> **Prompt**
From the entries that follow, copy every line with the word "Kostenschätzung".
[Opening Available data section]
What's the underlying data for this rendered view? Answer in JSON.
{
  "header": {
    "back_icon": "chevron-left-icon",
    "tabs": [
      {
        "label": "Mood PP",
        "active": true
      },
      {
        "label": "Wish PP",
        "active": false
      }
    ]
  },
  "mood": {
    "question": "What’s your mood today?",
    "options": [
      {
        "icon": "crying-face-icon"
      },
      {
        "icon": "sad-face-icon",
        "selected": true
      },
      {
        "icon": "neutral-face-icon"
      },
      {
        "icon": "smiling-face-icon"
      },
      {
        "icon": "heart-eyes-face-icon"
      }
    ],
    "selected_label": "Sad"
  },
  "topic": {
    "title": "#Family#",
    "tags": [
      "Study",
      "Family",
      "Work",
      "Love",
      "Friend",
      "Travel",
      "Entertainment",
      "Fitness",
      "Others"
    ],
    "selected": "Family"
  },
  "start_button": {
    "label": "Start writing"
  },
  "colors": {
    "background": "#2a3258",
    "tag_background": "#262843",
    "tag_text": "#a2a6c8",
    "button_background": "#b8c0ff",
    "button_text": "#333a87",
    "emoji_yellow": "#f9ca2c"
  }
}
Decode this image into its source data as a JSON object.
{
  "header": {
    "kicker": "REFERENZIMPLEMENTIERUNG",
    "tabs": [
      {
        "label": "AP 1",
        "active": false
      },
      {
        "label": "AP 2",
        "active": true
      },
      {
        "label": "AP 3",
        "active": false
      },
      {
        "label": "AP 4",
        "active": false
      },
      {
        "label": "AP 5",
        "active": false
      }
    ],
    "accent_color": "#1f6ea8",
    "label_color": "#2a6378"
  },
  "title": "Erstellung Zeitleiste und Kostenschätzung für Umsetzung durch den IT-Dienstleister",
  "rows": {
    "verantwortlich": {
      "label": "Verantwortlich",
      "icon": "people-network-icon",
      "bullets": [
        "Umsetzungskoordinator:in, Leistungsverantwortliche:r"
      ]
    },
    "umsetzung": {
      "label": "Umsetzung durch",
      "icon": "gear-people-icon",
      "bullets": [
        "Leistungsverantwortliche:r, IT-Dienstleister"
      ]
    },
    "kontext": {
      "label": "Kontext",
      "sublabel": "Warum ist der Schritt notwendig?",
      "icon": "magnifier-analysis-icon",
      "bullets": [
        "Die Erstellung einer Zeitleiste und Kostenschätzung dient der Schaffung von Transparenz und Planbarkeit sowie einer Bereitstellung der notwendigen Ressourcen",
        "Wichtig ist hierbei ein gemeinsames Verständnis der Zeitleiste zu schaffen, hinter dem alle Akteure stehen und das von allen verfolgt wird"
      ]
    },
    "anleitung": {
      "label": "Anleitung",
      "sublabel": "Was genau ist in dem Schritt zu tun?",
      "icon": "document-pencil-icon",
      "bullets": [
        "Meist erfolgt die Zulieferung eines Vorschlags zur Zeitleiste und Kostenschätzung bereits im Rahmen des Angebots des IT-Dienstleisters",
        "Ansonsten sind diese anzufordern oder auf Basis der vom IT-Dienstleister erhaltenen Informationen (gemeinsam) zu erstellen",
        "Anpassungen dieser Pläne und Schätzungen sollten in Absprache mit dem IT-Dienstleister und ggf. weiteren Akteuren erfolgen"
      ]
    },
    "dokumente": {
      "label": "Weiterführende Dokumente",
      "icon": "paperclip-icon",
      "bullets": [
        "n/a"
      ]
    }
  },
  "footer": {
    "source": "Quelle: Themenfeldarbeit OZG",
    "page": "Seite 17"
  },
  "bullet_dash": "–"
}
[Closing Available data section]
> **Task result**
  "title": "Erstellung Zeitleiste und Kostenschätzung für Umsetzung durch den IT-Dienstleister",
        "Die Erstellung einer Zeitleiste und Kostenschätzung dient der Schaffung von Transparenz und Planbarkeit sowie einer Bereitstellung der notwendigen Ressourcen",
        "Meist erfolgt die Zulieferung eines Vorschlags zur Zeitleiste und Kostenschätzung bereits im Rahmen des Angebots des IT-Dienstleisters",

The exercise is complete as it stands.